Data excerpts

★ ★ ★ ★

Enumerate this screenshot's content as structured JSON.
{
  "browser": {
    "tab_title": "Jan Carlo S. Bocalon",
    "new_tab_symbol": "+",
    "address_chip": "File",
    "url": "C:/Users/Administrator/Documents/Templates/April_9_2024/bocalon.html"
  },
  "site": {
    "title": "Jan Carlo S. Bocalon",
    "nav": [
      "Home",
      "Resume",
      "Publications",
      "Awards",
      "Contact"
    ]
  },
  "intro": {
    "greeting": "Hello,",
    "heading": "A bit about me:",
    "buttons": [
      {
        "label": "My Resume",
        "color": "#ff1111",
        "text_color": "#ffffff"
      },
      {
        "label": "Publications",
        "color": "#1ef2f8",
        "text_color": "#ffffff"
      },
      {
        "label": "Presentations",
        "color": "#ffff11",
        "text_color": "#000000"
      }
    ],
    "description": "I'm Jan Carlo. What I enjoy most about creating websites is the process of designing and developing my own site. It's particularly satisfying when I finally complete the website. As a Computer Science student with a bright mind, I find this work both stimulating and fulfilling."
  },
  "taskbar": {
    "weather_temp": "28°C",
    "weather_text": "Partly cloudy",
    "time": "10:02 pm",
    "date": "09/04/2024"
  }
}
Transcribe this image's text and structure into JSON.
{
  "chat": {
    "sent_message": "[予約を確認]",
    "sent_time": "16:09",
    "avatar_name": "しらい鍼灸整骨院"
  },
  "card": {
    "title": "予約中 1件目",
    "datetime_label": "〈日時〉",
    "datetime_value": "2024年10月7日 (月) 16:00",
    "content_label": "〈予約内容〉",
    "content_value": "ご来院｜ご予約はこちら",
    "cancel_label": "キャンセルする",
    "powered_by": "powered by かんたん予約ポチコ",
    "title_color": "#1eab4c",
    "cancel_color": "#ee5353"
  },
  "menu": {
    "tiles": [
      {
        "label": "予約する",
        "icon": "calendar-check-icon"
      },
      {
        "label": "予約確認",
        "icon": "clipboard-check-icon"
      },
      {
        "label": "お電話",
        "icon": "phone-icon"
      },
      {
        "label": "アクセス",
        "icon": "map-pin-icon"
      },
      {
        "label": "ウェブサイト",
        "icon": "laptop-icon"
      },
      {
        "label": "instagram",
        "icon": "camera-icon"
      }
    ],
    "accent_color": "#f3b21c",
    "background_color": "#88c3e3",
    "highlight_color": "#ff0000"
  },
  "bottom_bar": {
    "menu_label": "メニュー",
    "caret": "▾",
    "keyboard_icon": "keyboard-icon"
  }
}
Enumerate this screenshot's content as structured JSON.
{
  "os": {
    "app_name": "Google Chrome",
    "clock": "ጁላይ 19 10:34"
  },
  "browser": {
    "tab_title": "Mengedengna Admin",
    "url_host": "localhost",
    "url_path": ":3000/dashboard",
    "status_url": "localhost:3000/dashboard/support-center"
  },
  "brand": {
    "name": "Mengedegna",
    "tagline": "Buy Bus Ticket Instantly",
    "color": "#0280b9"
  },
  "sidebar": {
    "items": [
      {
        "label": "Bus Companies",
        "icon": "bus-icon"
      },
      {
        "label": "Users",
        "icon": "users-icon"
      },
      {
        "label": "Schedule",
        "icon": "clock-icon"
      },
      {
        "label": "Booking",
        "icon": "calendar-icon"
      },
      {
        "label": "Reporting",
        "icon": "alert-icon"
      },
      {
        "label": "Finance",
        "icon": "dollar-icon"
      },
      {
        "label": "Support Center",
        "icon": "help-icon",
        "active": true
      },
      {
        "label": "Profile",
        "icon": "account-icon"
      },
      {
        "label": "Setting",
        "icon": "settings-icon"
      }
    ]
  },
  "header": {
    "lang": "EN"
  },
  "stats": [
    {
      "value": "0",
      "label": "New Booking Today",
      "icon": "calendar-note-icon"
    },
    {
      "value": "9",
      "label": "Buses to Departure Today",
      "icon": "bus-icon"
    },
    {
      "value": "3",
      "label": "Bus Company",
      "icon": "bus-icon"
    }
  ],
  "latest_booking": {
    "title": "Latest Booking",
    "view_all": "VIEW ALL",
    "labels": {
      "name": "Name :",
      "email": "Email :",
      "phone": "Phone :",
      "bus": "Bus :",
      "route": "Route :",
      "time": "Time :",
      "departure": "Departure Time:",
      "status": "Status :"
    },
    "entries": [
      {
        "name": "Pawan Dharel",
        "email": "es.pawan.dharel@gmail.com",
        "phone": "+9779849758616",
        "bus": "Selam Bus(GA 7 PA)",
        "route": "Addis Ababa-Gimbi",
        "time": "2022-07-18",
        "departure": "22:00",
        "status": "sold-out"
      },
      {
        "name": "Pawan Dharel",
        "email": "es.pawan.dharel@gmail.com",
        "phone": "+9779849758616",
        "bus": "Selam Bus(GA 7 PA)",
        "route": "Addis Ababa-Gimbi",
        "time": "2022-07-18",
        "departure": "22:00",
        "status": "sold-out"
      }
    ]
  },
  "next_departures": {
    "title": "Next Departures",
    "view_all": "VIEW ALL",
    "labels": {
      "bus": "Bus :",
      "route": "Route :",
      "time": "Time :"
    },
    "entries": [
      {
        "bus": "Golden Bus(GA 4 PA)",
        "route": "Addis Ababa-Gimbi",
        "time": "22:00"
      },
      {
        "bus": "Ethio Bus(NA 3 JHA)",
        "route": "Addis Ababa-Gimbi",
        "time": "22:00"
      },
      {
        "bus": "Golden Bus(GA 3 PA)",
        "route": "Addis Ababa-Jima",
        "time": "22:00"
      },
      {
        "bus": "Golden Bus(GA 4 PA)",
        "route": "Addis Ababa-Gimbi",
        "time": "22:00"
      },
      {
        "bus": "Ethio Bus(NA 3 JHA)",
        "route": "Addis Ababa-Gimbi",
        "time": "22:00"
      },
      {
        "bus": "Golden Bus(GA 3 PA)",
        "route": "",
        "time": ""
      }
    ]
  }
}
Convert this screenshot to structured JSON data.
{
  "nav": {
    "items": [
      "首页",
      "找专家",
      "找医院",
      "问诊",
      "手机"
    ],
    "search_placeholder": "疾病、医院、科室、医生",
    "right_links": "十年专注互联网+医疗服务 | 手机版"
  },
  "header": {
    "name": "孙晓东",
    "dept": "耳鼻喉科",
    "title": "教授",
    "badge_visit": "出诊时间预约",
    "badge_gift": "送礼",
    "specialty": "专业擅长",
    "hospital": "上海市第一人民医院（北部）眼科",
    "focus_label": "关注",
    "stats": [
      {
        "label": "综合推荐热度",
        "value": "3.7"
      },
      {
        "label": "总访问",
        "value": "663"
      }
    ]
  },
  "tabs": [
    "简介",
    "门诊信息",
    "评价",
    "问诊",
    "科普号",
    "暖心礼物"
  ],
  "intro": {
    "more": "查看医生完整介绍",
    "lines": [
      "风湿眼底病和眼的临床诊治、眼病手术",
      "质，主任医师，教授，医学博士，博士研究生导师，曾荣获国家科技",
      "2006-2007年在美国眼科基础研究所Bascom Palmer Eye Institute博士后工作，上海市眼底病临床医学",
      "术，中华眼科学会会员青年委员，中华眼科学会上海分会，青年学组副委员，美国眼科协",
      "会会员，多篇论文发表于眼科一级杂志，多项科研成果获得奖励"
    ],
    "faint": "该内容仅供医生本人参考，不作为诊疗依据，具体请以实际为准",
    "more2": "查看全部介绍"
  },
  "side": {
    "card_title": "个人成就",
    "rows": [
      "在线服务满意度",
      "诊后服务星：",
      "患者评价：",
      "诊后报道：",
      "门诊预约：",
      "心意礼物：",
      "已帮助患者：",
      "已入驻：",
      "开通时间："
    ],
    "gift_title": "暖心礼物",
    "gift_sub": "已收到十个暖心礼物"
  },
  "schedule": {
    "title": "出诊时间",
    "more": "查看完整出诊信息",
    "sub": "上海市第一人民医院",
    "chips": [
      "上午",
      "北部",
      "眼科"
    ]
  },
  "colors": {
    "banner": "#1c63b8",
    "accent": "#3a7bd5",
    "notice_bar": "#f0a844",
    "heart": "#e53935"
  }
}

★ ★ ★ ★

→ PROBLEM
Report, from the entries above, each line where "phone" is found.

→ ANSWER SPACE
        "icon": "phone-icon"
      "phone": "Phone :",
        "phone": "+9779849758616",
        "phone": "+9779849758616",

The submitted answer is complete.